● **Stored data**:
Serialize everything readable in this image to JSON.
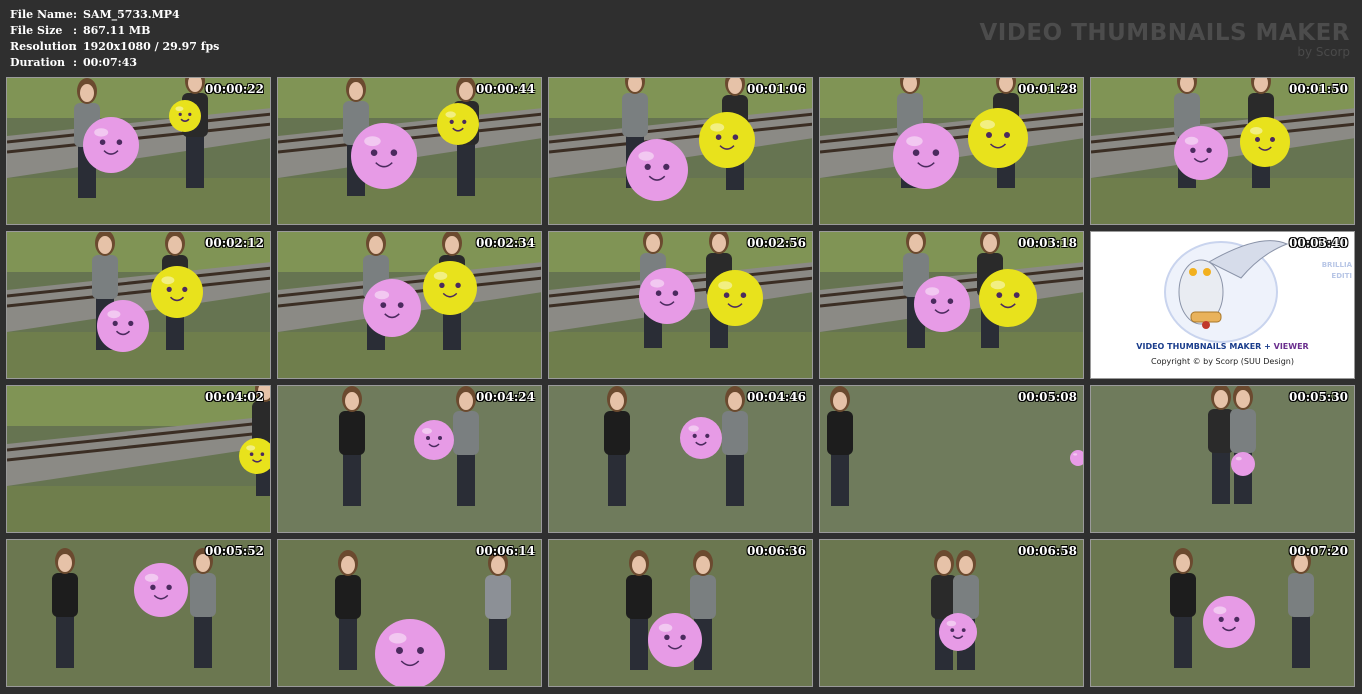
{
  "file_info": {
    "name_label": "File Name",
    "name_value": "SAM_5733.MP4",
    "size_label": "File Size",
    "size_value": "867.11 MB",
    "resolution_label": "Resolution",
    "resolution_value": "1920x1080 / 29.97 fps",
    "duration_label": "Duration",
    "duration_value": "00:07:43",
    "separator": ":"
  },
  "brand": {
    "title": "VIDEO THUMBNAILS MAKER",
    "subtitle": "by Scorp"
  },
  "timestamps": [
    "00:00:22",
    "00:00:44",
    "00:01:06",
    "00:01:28",
    "00:01:50",
    "00:02:12",
    "00:02:34",
    "00:02:56",
    "00:03:18",
    "00:03:40",
    "00:04:02",
    "00:04:24",
    "00:04:46",
    "00:05:08",
    "00:05:30",
    "00:05:52",
    "00:06:14",
    "00:06:36",
    "00:06:58",
    "00:07:20"
  ],
  "ad": {
    "title_part1": "VIDEO THUMBNAILS MAKER",
    "title_plus": " + ",
    "title_part2": "VIEWER",
    "copyright": "Copyright © by Scorp (SUU Design)",
    "side_line1": "BRILLIA",
    "side_line2": "EDITI"
  },
  "colors": {
    "background": "#2f2f2f",
    "brand_text": "#4c4c4c",
    "pink_balloon": "#e79be6",
    "yellow_balloon": "#e8e21c",
    "grass": "#6f7a57"
  }
}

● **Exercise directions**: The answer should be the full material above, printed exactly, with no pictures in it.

● **Your solution**:
Serialize everything readable in this image to JSON.
{
  "file_info": {
    "name_label": "File Name",
    "name_value": "SAM_5733.MP4",
    "size_label": "File Size",
    "size_value": "867.11 MB",
    "resolution_label": "Resolution",
    "resolution_value": "1920x1080 / 29.97 fps",
    "duration_label": "Duration",
    "duration_value": "00:07:43",
    "separator": ":"
  },
  "brand": {
    "title": "VIDEO THUMBNAILS MAKER",
    "subtitle": "by Scorp"
  },
  "timestamps": [
    "00:00:22",
    "00:00:44",
    "00:01:06",
    "00:01:28",
    "00:01:50",
    "00:02:12",
    "00:02:34",
    "00:02:56",
    "00:03:18",
    "00:03:40",
    "00:04:02",
    "00:04:24",
    "00:04:46",
    "00:05:08",
    "00:05:30",
    "00:05:52",
    "00:06:14",
    "00:06:36",
    "00:06:58",
    "00:07:20"
  ],
  "ad": {
    "title_part1": "VIDEO THUMBNAILS MAKER",
    "title_plus": " + ",
    "title_part2": "VIEWER",
    "copyright": "Copyright © by Scorp (SUU Design)",
    "side_line1": "BRILLIA",
    "side_line2": "EDITI"
  },
  "colors": {
    "background": "#2f2f2f",
    "brand_text": "#4c4c4c",
    "pink_balloon": "#e79be6",
    "yellow_balloon": "#e8e21c",
    "grass": "#6f7a57"
  }
}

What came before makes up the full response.